Copy each entry below without any change.

Exercise material:

[Start of section]

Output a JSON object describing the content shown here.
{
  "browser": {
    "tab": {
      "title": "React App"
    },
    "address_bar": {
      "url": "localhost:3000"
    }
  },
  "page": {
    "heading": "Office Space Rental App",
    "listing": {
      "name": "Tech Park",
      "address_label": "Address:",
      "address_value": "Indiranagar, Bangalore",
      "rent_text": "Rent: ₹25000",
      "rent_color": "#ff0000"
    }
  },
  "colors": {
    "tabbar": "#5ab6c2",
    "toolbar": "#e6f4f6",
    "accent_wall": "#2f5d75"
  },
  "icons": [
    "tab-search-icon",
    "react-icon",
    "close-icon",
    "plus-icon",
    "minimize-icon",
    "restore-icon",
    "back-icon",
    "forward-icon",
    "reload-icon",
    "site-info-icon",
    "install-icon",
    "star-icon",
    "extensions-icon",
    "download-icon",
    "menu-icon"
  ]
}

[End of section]

Answer to this exercise:
Output a JSON object describing the content shown here.
{
  "browser": {
    "tab": {
      "title": "React App"
    },
    "address_bar": {
      "url": "localhost:3000"
    }
  },
  "page": {
    "heading": "Office Space Rental App",
    "listing": {
      "name": "Tech Park",
      "address_label": "Address:",
      "address_value": "Indiranagar, Bangalore",
      "rent_text": "Rent: ₹25000",
      "rent_color": "#ff0000"
    }
  },
  "colors": {
    "tabbar": "#5ab6c2",
    "toolbar": "#e6f4f6",
    "accent_wall": "#2f5d75"
  },
  "icons": [
    "tab-search-icon",
    "react-icon",
    "close-icon",
    "plus-icon",
    "minimize-icon",
    "restore-icon",
    "back-icon",
    "forward-icon",
    "reload-icon",
    "site-info-icon",
    "install-icon",
    "star-icon",
    "extensions-icon",
    "download-icon",
    "menu-icon"
  ]
}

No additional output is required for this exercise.